UC Davis began its football program in 1915. It qualified for the Division II playoffs 18 times and posted 37 consecutive winning seasons from 1970-2006. It became a Division I FCS member in 2007. Notable former Aggies include Boise State coach Chris Petersen, former Oregon coach Mike Bellotti, Colorado coach Dan Hawkins, former New York Jets quarterback Ken O'Brien and San Diego Chargers quarterback J.T. O'Sullivan.
UC Davis opened Aggie Stadium in 2007, a multi-purpose stadium with a current capacity of 10,849. Bob Biggs, an alumnus of UC Davis, is in his 18th season as the Aggies head coach. He compiled a 130-67-1 record, and led his team to an upset of Pac-10 Stanford in 2005. Biggs has a 12-8 record versus Big Sky teams.
"We've played at least three Big Sky opponents every year since 2004 and look forward to strengthening those existing rivalries while building exciting new ones that fans will identify with,'' said Warzeck. "The Big Sky is a great fit for us since it solidifies future football schedules while also providing direct access to the postseason through its conference automatic bid."
Cal Poly's football program began in 1915. The Mustangs claimed the 1980 Division II National Championship. The Mustangs advanced to the FCS quarterfinals in 2005 after winning a first-round game in Missoula over the Grizzlies.
"We're able to continue our great rivalry with UC Davis and renew rivalries with other west region schools," Cone said. "This move also allows our student-athletes a great opportunity to vie for a conference championship which provides an automatic berth into the NCAA playoffs. It also provides our fans a chance to see some of the best FCS schools in the country year in and year out."

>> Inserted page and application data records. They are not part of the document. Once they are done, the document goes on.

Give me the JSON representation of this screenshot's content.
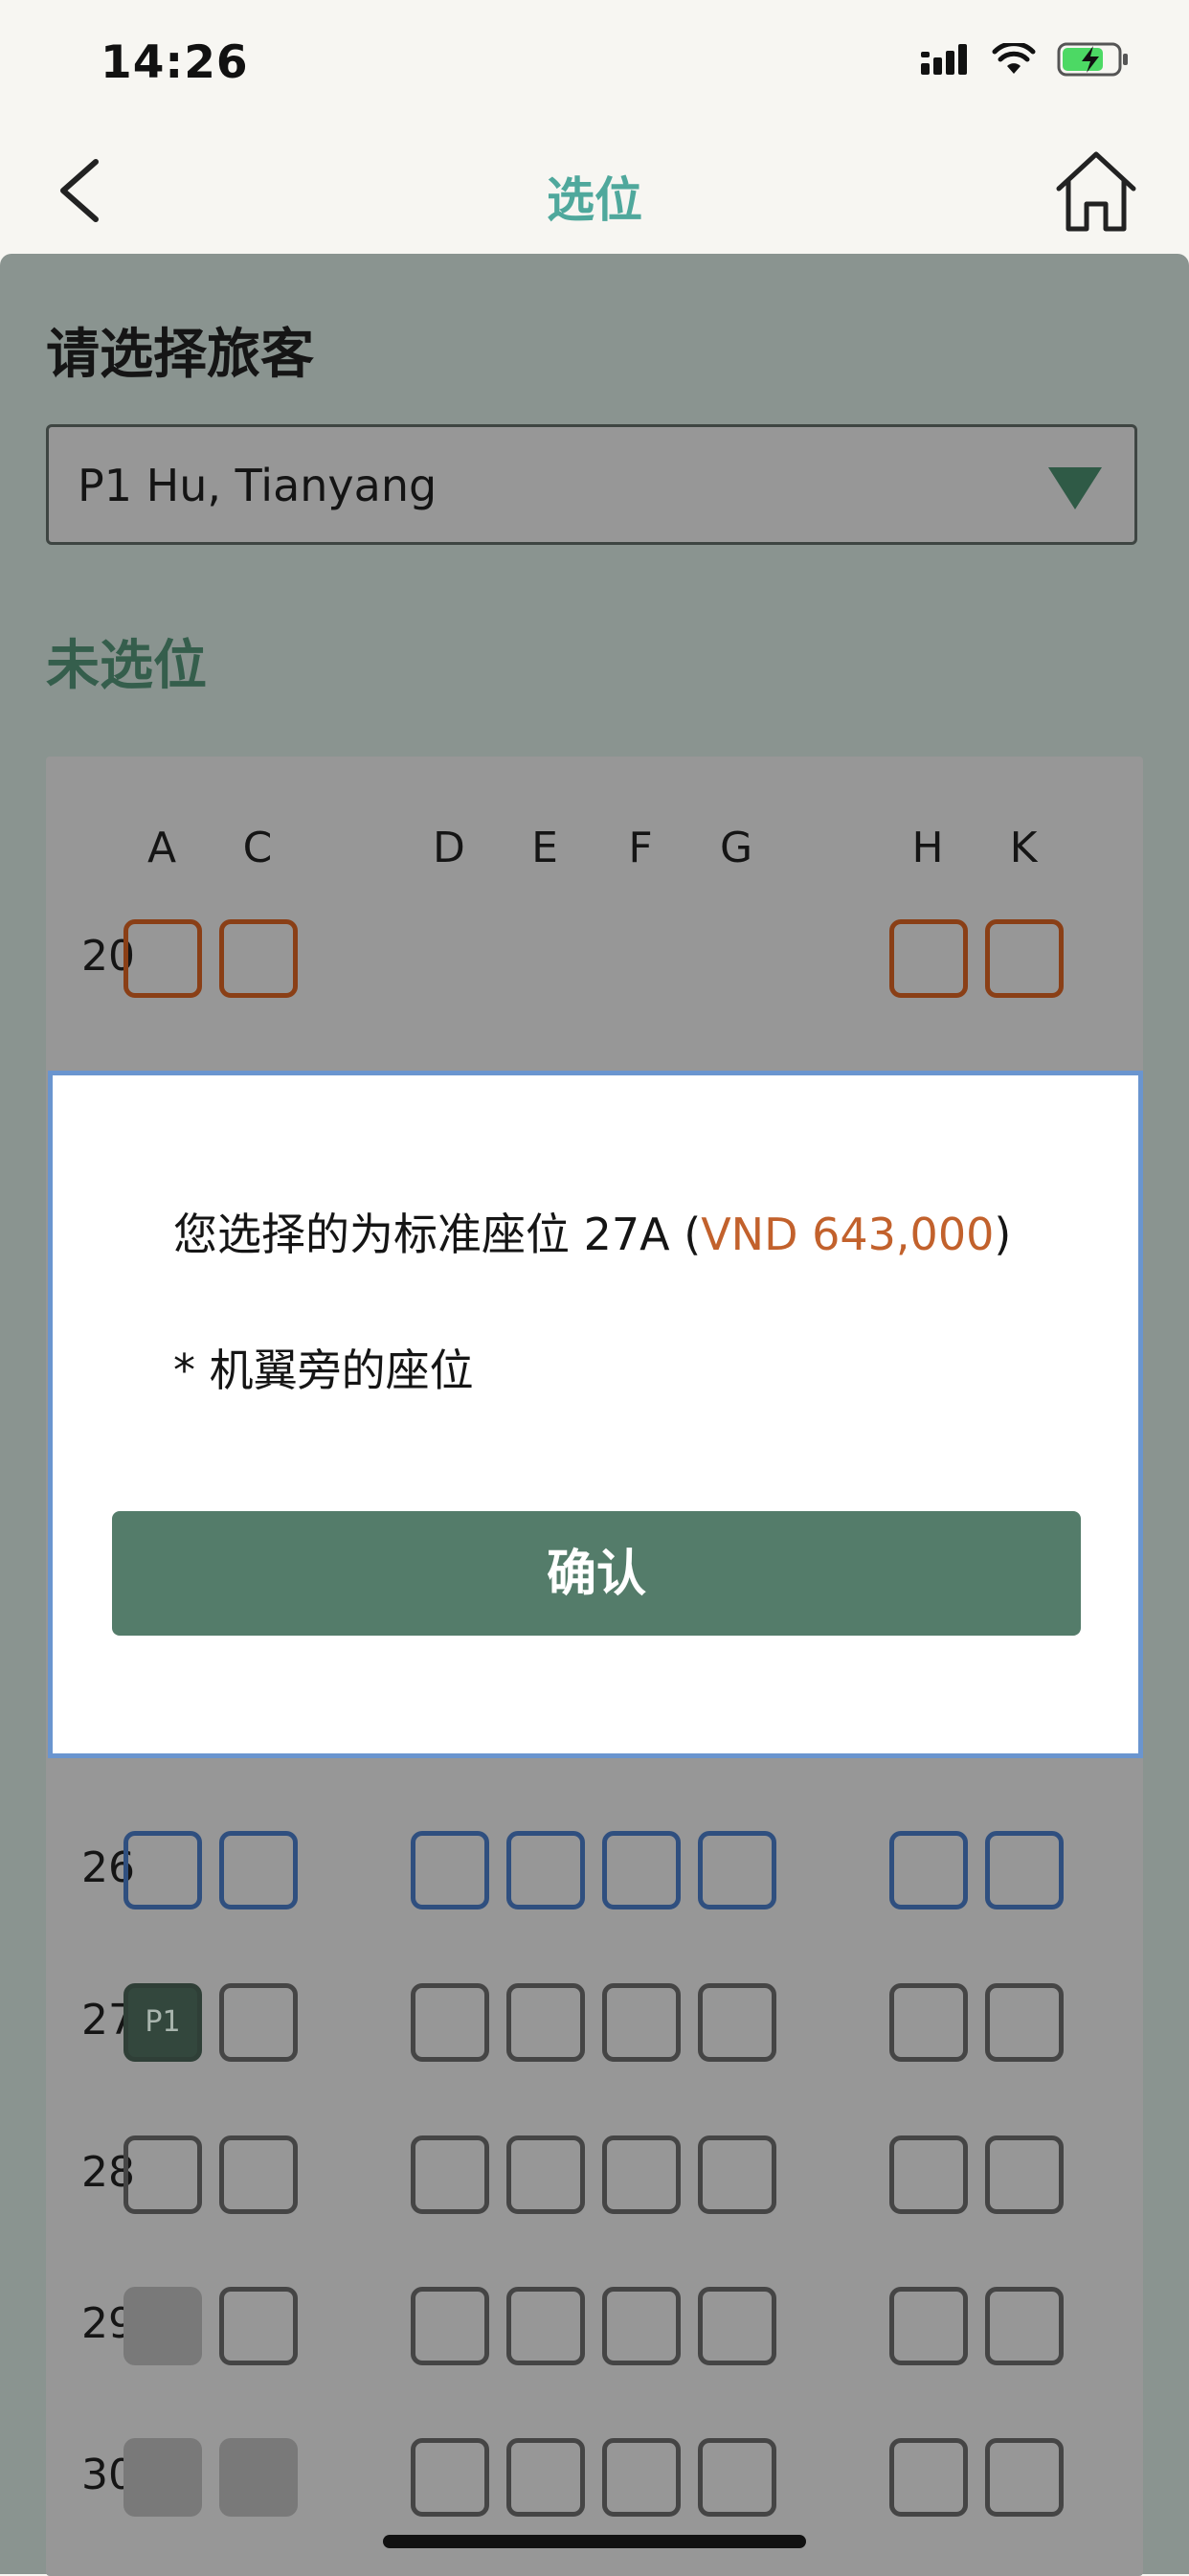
{
  "status_bar": {
    "time": "14:26"
  },
  "nav": {
    "title": "选位"
  },
  "passenger_section": {
    "title": "请选择旅客",
    "selected_passenger": "P1 Hu, Tianyang"
  },
  "seat_status_label": "未选位",
  "seat_map": {
    "columns": [
      "A",
      "C",
      "D",
      "E",
      "F",
      "G",
      "H",
      "K"
    ],
    "rows": [
      {
        "number": "20",
        "seats": {
          "A": "premium",
          "C": "premium",
          "H": "premium",
          "K": "premium"
        }
      },
      {
        "number": "26",
        "seats": {
          "A": "standard",
          "C": "standard",
          "D": "standard",
          "E": "standard",
          "F": "standard",
          "G": "standard",
          "H": "standard",
          "K": "standard"
        }
      },
      {
        "number": "27",
        "seats": {
          "A": "selected",
          "C": "available",
          "D": "available",
          "E": "available",
          "F": "available",
          "G": "available",
          "H": "available",
          "K": "available"
        }
      },
      {
        "number": "28",
        "seats": {
          "A": "available",
          "C": "available",
          "D": "available",
          "E": "available",
          "F": "available",
          "G": "available",
          "H": "available",
          "K": "available"
        }
      },
      {
        "number": "29",
        "seats": {
          "A": "taken",
          "C": "available",
          "D": "available",
          "E": "available",
          "F": "available",
          "G": "available",
          "H": "available",
          "K": "available"
        }
      },
      {
        "number": "30",
        "seats": {
          "A": "taken",
          "C": "taken",
          "D": "available",
          "E": "available",
          "F": "available",
          "G": "available",
          "H": "available",
          "K": "available"
        }
      }
    ],
    "selected_seat_label": "P1"
  },
  "modal": {
    "line1_prefix": "您选择的为标准座位 27A (",
    "price": "VND 643,000",
    "line1_suffix": ")",
    "line2": "* 机翼旁的座位",
    "confirm_label": "确认"
  },
  "colors": {
    "accent_title": "#4fa89c",
    "confirm_button": "#547c6a",
    "price": "#c2612c",
    "premium_seat": "#8a3f16",
    "standard_seat": "#2f4f7f"
  }
}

Since 2006, Cal Poly beat San Diego State of the Mountain West Conference twice and suffered a 36-35 overtime loss to Wisconsin of the Big Ten.
The Mustangs play at Alex G. Spanos Stadium, which holds 11,075. In 2006, the former Mustang Stadium underwent an $8 million renovation project. A $1 million videoboard/scoreboard debuted during the 2009 season.
Current Cal Poly head coach Tim Walsh led Big Sky member Portland State from 1993-2006, coaching the Vikings during its transition to the Big Sky and the FCS level in 1996. Walsh's 65 victories while coaching in the league rank sixth in Big Sky history.
Cal Poly defensive players (Jordan Beck, Chris Gocong and Kyle Shotwell) captured three consecutive Buck Buchanan Awards from 2004-06. Former Cal Poly standouts included New York Giants wide receiver Ramses Barden and Gocong, a linebacker for the Cleveland Browns.
Cal Poly will play Montana in San Luis Obispo this Saturday. UC Davis meets Portland State on Saturday. The Aggies also have games scheduled this season against Weber State and rival Sacramento State.